** Activity **
Scan the data for "text" and copy each matching line.

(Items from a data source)

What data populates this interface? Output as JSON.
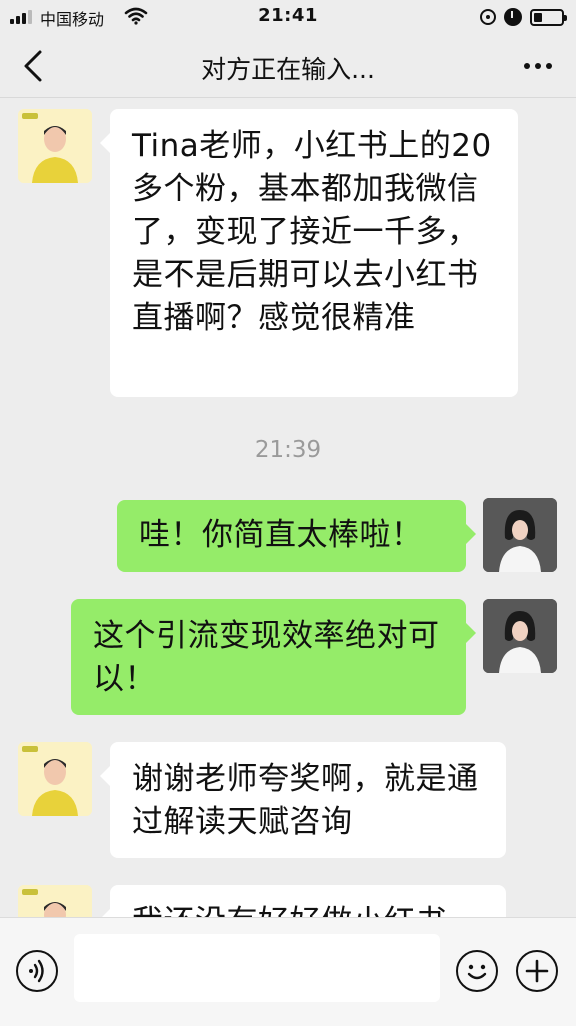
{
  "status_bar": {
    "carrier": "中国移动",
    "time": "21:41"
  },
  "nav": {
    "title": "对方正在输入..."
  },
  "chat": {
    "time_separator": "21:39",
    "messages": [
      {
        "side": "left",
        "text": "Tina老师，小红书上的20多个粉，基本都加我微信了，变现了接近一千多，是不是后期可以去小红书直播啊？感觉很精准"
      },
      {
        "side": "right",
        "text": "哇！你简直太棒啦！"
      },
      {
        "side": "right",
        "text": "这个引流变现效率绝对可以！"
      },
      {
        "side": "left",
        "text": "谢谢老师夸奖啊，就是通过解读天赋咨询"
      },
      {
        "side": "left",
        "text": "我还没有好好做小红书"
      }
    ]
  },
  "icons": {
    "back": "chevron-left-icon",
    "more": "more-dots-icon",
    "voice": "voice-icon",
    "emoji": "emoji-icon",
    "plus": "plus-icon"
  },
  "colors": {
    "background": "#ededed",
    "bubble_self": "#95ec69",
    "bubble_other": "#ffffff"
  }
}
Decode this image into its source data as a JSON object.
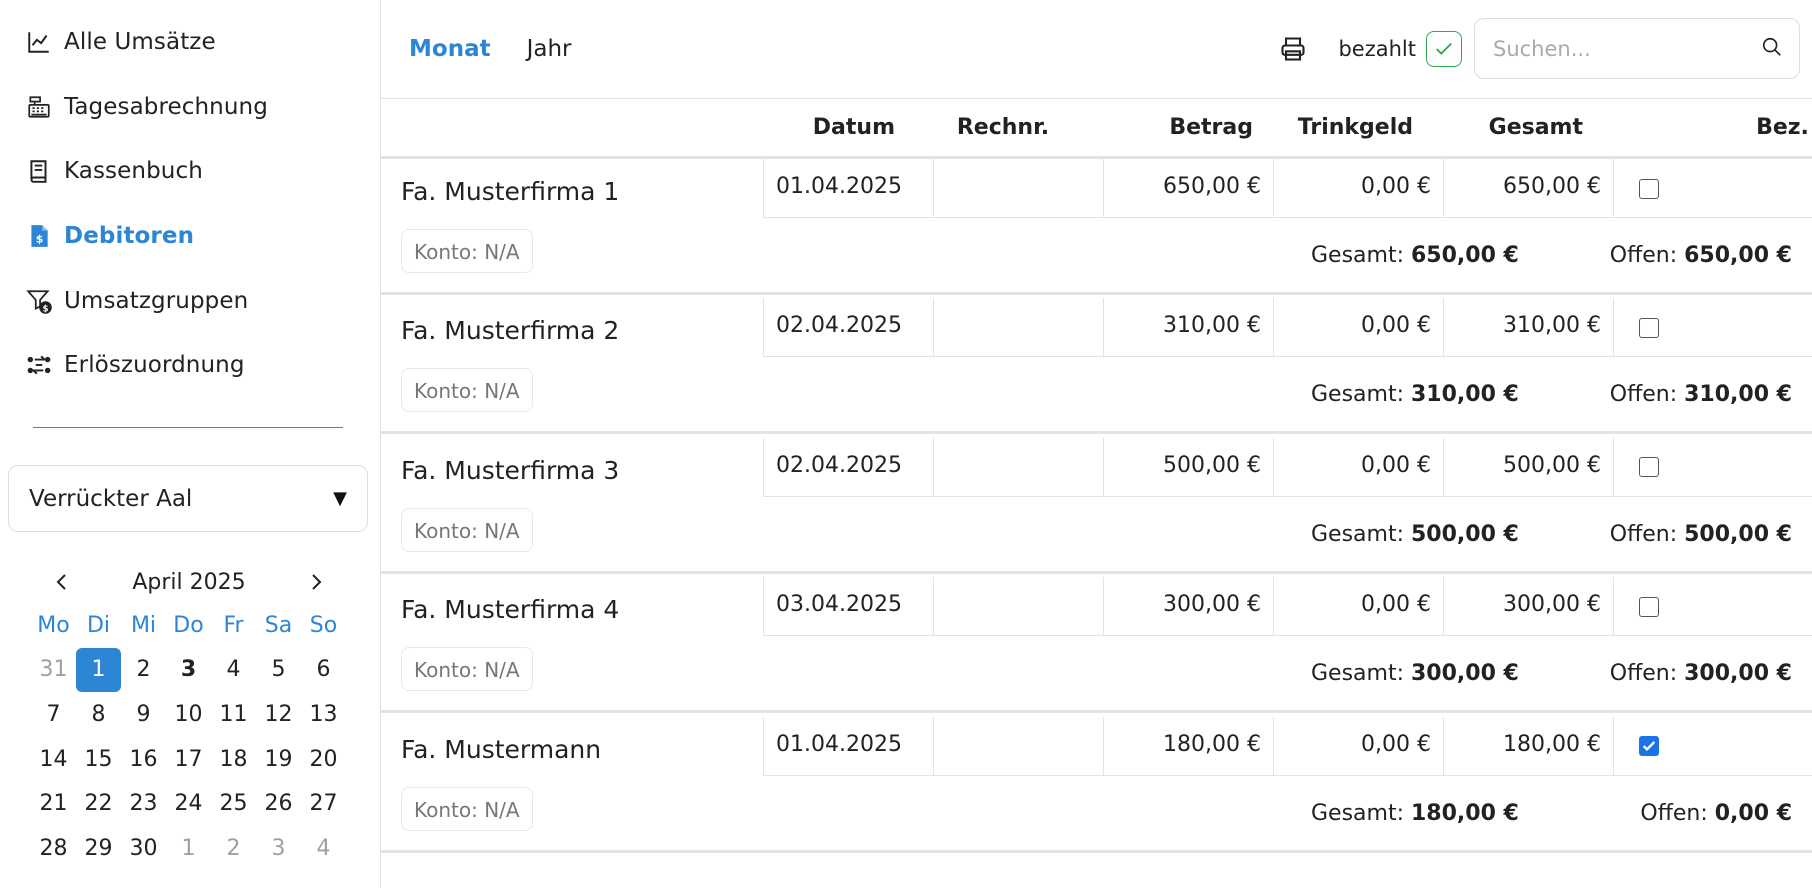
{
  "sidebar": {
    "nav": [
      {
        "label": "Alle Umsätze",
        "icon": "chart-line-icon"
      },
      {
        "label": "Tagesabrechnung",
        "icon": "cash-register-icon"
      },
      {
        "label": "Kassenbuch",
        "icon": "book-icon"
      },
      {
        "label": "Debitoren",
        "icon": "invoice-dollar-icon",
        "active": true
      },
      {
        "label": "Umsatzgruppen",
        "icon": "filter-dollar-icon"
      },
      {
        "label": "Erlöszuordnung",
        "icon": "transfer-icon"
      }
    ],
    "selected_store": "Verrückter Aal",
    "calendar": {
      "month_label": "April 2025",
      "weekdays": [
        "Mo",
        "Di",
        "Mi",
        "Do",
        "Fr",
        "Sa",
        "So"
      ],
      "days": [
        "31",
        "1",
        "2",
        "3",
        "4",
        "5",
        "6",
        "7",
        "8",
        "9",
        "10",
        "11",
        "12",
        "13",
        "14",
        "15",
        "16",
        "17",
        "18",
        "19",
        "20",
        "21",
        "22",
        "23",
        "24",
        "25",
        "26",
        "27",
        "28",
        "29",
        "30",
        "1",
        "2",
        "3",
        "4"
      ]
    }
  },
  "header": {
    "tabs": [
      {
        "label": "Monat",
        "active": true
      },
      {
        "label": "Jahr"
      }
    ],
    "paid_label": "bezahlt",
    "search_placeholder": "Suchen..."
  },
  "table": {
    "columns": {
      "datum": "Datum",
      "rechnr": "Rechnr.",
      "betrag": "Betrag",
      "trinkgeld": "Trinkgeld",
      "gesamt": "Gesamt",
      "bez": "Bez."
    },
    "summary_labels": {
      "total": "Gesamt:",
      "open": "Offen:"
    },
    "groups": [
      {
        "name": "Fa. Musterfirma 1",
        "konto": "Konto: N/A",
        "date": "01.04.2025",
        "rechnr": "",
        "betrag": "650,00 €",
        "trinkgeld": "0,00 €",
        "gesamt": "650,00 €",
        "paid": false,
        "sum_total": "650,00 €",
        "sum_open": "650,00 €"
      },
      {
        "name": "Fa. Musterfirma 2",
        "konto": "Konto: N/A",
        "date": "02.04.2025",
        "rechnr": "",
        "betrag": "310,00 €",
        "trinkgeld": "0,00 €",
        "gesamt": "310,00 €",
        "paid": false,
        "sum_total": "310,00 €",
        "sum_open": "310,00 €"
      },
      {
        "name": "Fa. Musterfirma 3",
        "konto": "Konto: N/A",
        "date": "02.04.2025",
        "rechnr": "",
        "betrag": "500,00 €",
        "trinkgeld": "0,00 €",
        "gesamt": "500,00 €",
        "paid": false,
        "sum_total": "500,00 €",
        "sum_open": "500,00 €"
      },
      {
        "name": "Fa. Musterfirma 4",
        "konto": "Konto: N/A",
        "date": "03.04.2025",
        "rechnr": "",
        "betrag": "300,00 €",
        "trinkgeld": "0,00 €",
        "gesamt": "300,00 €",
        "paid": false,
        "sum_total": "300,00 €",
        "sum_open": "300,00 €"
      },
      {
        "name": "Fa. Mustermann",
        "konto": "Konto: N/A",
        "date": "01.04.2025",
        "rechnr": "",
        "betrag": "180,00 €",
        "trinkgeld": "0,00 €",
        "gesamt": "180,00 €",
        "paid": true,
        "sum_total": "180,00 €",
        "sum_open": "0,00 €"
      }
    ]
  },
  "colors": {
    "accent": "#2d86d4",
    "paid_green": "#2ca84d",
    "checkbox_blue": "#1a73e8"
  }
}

** Output of the task **
        "text": "Tina老师，小红书上的20多个粉，基本都加我微信了，变现了接近一千多，是不是后期可以去小红书直播啊？感觉很精准"
        "text": "哇！你简直太棒啦！"
        "text": "这个引流变现效率绝对可以！"
        "text": "谢谢老师夸奖啊，就是通过解读天赋咨询"
        "text": "我还没有好好做小红书"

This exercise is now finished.